Dataset rows describing interfaces

──────

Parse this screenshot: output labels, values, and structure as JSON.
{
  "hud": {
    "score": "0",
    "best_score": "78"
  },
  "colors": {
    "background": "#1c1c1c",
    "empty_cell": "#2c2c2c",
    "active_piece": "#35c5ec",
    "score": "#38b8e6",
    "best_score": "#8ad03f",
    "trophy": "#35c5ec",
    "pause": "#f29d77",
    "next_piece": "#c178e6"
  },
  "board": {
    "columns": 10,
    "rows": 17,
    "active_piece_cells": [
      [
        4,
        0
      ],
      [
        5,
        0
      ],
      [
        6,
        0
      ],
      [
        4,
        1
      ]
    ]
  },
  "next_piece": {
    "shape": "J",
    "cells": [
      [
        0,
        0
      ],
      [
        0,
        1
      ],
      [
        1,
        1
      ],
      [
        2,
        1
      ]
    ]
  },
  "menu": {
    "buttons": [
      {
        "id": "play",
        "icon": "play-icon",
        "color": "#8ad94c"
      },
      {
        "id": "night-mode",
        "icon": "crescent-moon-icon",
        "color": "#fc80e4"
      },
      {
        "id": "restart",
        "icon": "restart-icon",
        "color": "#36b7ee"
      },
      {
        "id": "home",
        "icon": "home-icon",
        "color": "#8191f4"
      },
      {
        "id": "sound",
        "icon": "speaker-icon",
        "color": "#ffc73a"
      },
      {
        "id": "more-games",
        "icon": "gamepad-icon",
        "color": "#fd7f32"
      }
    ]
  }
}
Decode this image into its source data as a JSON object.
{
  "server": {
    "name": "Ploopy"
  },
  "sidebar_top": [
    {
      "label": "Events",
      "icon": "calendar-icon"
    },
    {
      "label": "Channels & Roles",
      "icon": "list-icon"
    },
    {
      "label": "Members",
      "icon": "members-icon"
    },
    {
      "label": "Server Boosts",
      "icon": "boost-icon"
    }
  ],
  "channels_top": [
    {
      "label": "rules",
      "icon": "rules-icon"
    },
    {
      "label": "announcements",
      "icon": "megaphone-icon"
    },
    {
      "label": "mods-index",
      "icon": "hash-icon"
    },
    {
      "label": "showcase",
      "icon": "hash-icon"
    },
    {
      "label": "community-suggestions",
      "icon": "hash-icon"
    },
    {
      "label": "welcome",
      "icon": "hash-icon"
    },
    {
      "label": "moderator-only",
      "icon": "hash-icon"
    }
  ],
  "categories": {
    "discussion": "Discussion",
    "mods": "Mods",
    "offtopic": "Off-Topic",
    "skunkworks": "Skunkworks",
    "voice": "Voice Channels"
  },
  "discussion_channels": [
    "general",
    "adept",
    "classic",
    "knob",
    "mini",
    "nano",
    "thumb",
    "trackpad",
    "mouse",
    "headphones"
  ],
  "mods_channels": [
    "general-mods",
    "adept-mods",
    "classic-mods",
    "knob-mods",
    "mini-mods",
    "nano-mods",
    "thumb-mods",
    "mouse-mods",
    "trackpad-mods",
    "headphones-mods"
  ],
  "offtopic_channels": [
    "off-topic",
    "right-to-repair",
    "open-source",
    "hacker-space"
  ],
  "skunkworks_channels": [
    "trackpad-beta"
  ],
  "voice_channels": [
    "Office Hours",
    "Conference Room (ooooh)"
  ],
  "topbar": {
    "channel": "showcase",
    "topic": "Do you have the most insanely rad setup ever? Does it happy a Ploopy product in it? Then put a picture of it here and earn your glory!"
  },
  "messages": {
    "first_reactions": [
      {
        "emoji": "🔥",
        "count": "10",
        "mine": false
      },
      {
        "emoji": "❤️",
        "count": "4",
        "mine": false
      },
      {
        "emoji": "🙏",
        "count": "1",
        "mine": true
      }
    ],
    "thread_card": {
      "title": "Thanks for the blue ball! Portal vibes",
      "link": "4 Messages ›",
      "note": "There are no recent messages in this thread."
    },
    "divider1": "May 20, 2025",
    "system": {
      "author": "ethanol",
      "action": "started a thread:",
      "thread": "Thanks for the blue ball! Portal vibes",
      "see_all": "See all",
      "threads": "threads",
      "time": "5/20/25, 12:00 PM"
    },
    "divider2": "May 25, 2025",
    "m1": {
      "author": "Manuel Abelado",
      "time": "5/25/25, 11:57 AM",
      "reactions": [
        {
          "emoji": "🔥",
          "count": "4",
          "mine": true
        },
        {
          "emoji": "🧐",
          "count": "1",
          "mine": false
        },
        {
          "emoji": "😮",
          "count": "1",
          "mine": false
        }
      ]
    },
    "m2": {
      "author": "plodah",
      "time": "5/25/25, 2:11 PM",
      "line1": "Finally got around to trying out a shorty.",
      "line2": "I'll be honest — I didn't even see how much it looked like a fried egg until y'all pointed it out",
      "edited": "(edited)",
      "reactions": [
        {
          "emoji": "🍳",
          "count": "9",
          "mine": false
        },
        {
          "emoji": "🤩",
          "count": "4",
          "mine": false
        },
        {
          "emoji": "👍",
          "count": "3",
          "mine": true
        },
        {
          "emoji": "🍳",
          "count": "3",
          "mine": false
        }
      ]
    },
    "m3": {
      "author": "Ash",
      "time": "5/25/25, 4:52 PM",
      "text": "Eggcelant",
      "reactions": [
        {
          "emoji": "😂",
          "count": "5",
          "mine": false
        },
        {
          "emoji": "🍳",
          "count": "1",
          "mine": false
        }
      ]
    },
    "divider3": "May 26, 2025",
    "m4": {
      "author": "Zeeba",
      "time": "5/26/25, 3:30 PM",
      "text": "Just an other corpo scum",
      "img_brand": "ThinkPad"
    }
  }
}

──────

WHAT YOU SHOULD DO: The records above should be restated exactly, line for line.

EXERCISE RESPONSE:
Parse this screenshot: output labels, values, and structure as JSON.
{
  "hud": {
    "score": "0",
    "best_score": "78"
  },
  "colors": {
    "background": "#1c1c1c",
    "empty_cell": "#2c2c2c",
    "active_piece": "#35c5ec",
    "score": "#38b8e6",
    "best_score": "#8ad03f",
    "trophy": "#35c5ec",
    "pause": "#f29d77",
    "next_piece": "#c178e6"
  },
  "board": {
    "columns": 10,
    "rows": 17,
    "active_piece_cells": [
      [
        4,
        0
      ],
      [
        5,
        0
      ],
      [
        6,
        0
      ],
      [
        4,
        1
      ]
    ]
  },
  "next_piece": {
    "shape": "J",
    "cells": [
      [
        0,
        0
      ],
      [
        0,
        1
      ],
      [
        1,
        1
      ],
      [
        2,
        1
      ]
    ]
  },
  "menu": {
    "buttons": [
      {
        "id": "play",
        "icon": "play-icon",
        "color": "#8ad94c"
      },
      {
        "id": "night-mode",
        "icon": "crescent-moon-icon",
        "color": "#fc80e4"
      },
      {
        "id": "restart",
        "icon": "restart-icon",
        "color": "#36b7ee"
      },
      {
        "id": "home",
        "icon": "home-icon",
        "color": "#8191f4"
      },
      {
        "id": "sound",
        "icon": "speaker-icon",
        "color": "#ffc73a"
      },
      {
        "id": "more-games",
        "icon": "gamepad-icon",
        "color": "#fd7f32"
      }
    ]
  }
}
Decode this image into its source data as a JSON object.
{
  "server": {
    "name": "Ploopy"
  },
  "sidebar_top": [
    {
      "label": "Events",
      "icon": "calendar-icon"
    },
    {
      "label": "Channels & Roles",
      "icon": "list-icon"
    },
    {
      "label": "Members",
      "icon": "members-icon"
    },
    {
      "label": "Server Boosts",
      "icon": "boost-icon"
    }
  ],
  "channels_top": [
    {
      "label": "rules",
      "icon": "rules-icon"
    },
    {
      "label": "announcements",
      "icon": "megaphone-icon"
    },
    {
      "label": "mods-index",
      "icon": "hash-icon"
    },
    {
      "label": "showcase",
      "icon": "hash-icon"
    },
    {
      "label": "community-suggestions",
      "icon": "hash-icon"
    },
    {
      "label": "welcome",
      "icon": "hash-icon"
    },
    {
      "label": "moderator-only",
      "icon": "hash-icon"
    }
  ],
  "categories": {
    "discussion": "Discussion",
    "mods": "Mods",
    "offtopic": "Off-Topic",
    "skunkworks": "Skunkworks",
    "voice": "Voice Channels"
  },
  "discussion_channels": [
    "general",
    "adept",
    "classic",
    "knob",
    "mini",
    "nano",
    "thumb",
    "trackpad",
    "mouse",
    "headphones"
  ],
  "mods_channels": [
    "general-mods",
    "adept-mods",
    "classic-mods",
    "knob-mods",
    "mini-mods",
    "nano-mods",
    "thumb-mods",
    "mouse-mods",
    "trackpad-mods",
    "headphones-mods"
  ],
  "offtopic_channels": [
    "off-topic",
    "right-to-repair",
    "open-source",
    "hacker-space"
  ],
  "skunkworks_channels": [
    "trackpad-beta"
  ],
  "voice_channels": [
    "Office Hours",
    "Conference Room (ooooh)"
  ],
  "topbar": {
    "channel": "showcase",
    "topic": "Do you have the most insanely rad setup ever? Does it happy a Ploopy product in it? Then put a picture of it here and earn your glory!"
  },
  "messages": {
    "first_reactions": [
      {
        "emoji": "🔥",
        "count": "10",
        "mine": false
      },
      {
        "emoji": "❤️",
        "count": "4",
        "mine": false
      },
      {
        "emoji": "🙏",
        "count": "1",
        "mine": true
      }
    ],
    "thread_card": {
      "title": "Thanks for the blue ball! Portal vibes",
      "link": "4 Messages ›",
      "note": "There are no recent messages in this thread."
    },
    "divider1": "May 20, 2025",
    "system": {
      "author": "ethanol",
      "action": "started a thread:",
      "thread": "Thanks for the blue ball! Portal vibes",
      "see_all": "See all",
      "threads": "threads",
      "time": "5/20/25, 12:00 PM"
    },
    "divider2": "May 25, 2025",
    "m1": {
      "author": "Manuel Abelado",
      "time": "5/25/25, 11:57 AM",
      "reactions": [
        {
          "emoji": "🔥",
          "count": "4",
          "mine": true
        },
        {
          "emoji": "🧐",
          "count": "1",
          "mine": false
        },
        {
          "emoji": "😮",
          "count": "1",
          "mine": false
        }
      ]
    },
    "m2": {
      "author": "plodah",
      "time": "5/25/25, 2:11 PM",
      "line1": "Finally got around to trying out a shorty.",
      "line2": "I'll be honest — I didn't even see how much it looked like a fried egg until y'all pointed it out",
      "edited": "(edited)",
      "reactions": [
        {
          "emoji": "🍳",
          "count": "9",
          "mine": false
        },
        {
          "emoji": "🤩",
          "count": "4",
          "mine": false
        },
        {
          "emoji": "👍",
          "count": "3",
          "mine": true
        },
        {
          "emoji": "🍳",
          "count": "3",
          "mine": false
        }
      ]
    },
    "m3": {
      "author": "Ash",
      "time": "5/25/25, 4:52 PM",
      "text": "Eggcelant",
      "reactions": [
        {
          "emoji": "😂",
          "count": "5",
          "mine": false
        },
        {
          "emoji": "🍳",
          "count": "1",
          "mine": false
        }
      ]
    },
    "divider3": "May 26, 2025",
    "m4": {
      "author": "Zeeba",
      "time": "5/26/25, 3:30 PM",
      "text": "Just an other corpo scum",
      "img_brand": "ThinkPad"
    }
  }
}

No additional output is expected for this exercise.